We had such a great response to our blog post on books for teens and children with OCD, that we decided to do a similar list for children and teens with ADHD. As you may know already, ADHD is very common among people with Tourette Syndrome. Approximately 20% of kids with TS also have ADHD. Here are five books that might be helpful to them:
1. The Girls’ Guide to ADHD: Attention, girls with AD/HD! Finally there is a book written especially for you-–a for-your-eyes-only look at what it is like to have AD/HD, and great advice on how to cope with it. THE GIRLS’ GUIDE TO AD/HD explores the good stuff, not-so-good stuff, normal stuff, brain stuff, and truthfully, the stuff that isn’t in any other book out there on AD/HD. Really!
2. Corey Stories: In short statements and vignettes, Cory describes what it’s like to have ADHD: how it affects his relationships with friends and family, his school performance, and his overall functioning. He also describes many ways of coping with ADHD: medication, therapy/counseling, and practical tips for school, home, and friendships.
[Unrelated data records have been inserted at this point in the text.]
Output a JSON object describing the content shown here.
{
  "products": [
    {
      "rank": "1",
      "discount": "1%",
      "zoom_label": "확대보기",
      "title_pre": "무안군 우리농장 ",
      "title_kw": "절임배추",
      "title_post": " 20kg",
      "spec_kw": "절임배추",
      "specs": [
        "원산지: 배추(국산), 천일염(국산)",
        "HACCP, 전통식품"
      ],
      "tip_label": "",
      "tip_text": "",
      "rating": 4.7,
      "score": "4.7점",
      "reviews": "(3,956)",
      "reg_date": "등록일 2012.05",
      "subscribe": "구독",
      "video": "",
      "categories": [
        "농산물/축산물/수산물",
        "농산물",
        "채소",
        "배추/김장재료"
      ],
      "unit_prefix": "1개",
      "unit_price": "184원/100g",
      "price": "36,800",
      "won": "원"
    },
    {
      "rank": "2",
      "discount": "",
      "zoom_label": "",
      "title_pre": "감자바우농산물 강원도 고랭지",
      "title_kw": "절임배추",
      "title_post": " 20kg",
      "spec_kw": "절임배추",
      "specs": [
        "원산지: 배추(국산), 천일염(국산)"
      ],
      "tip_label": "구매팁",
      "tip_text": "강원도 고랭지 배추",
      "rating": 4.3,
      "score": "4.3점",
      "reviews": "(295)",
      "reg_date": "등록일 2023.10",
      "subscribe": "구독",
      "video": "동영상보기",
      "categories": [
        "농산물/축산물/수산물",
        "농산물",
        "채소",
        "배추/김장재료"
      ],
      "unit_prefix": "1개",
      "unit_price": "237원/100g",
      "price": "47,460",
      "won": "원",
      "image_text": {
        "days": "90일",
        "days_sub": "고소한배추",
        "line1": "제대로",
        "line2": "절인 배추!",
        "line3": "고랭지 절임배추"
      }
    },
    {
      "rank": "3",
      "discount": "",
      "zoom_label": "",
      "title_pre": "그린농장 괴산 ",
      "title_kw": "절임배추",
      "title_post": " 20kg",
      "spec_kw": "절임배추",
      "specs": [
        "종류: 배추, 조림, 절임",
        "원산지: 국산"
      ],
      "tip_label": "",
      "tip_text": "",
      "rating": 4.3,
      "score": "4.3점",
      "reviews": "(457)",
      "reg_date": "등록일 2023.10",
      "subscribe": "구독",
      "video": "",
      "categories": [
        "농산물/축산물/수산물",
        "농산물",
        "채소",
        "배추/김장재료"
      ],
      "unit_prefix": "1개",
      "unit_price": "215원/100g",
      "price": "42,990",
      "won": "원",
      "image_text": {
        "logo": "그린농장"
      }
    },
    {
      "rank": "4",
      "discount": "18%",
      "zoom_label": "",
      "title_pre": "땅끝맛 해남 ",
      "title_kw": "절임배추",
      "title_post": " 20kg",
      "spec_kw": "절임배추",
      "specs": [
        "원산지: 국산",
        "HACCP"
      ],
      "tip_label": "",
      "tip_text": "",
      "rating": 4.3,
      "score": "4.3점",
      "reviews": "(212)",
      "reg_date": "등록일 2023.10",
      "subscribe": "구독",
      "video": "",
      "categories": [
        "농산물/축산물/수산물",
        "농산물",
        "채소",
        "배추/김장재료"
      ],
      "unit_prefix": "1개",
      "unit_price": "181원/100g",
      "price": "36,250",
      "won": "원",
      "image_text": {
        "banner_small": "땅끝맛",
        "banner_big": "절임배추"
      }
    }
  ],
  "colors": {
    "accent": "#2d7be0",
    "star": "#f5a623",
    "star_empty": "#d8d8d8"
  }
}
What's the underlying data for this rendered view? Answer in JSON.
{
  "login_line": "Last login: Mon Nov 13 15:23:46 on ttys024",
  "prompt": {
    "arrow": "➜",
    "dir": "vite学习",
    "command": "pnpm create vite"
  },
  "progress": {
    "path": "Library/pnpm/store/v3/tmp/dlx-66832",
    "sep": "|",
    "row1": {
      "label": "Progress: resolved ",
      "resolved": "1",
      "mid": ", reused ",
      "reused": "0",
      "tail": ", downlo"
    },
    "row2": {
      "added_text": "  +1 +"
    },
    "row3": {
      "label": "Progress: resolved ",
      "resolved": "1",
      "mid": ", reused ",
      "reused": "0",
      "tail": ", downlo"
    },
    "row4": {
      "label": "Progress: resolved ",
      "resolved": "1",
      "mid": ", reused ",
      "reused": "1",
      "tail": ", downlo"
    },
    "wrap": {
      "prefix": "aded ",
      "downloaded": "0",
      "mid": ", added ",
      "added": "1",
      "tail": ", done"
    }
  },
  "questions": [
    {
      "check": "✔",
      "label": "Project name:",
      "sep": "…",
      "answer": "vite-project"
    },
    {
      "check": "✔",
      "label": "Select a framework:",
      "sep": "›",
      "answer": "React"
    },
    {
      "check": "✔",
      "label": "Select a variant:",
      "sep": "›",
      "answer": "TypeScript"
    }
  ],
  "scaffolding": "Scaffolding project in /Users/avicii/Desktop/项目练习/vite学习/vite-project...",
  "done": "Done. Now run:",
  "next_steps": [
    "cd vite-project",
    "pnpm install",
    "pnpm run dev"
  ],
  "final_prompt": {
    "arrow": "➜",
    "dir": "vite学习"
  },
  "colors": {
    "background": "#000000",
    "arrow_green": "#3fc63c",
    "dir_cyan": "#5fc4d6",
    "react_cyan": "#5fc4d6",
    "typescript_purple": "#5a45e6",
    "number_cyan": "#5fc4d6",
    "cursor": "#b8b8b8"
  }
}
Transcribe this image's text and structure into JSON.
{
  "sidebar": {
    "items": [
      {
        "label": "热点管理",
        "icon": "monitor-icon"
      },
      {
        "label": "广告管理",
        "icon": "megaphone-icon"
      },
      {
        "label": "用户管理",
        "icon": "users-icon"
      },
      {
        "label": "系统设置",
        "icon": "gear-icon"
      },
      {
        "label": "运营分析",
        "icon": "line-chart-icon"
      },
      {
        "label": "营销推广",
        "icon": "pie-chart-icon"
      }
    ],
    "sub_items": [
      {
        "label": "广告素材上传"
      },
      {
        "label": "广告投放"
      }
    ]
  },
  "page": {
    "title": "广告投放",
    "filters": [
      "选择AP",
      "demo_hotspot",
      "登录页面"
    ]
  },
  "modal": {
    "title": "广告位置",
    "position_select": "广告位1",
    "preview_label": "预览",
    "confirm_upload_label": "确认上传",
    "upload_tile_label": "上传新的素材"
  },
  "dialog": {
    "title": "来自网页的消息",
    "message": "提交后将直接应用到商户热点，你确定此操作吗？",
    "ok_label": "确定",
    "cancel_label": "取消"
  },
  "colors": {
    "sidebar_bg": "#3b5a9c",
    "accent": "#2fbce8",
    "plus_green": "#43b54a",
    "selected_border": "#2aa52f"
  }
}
3. Putting on the Brakes: Young People’s Gde Understanding Attention Deficit Hyperactivity Disorder: When young people learn they have attention deficit hyperactivity disorder (ADHD), they often have many questions, doubts, and fears. Written from both a pediatric and an educational perspective, this highly successful book-now available in a new edition-attempts to address these questions and needs.
4. Taking A.D.D. to School: Ben is having trouble in school. It’s hard to concentrate and his teachers always tell him to pay attention. A trip to the doctor reveals that Ben has Attention Deficit Disorder. Written for children from Ben’s perspective, this book is well suited for reading aloud in the classroom. Will help kids understand A.D.D. and A.D.H.D. as well as educate parents, teachers, caregivers, etc. A quiz for kids and Ten Tips for Teachers included.Wonderfully illustrated!
5. Journal of an ADHD Kid: The Good, the Bad, and the Useful: For kids with ADHD, reading Journal of an ADHD Kid is a chance to get to know themselves (and their diagnosis) much better! Toby?the narrator?relates his experiences coping with life as an ADHD kid in an authentic kid?s voice that is sometimes funny, sometimes exasperated, sometimes proud, illustrating the range of emotions that kids with ADHD/ADD feel. The book provides information in a frank, upbeat, conversational manner and offers thought-provoking questions designed to help readers recognize how ADHD/ADD affects them and then come up with better ideas for handling difficult situations in their own lives.
Do you have any ADHD book recommendations?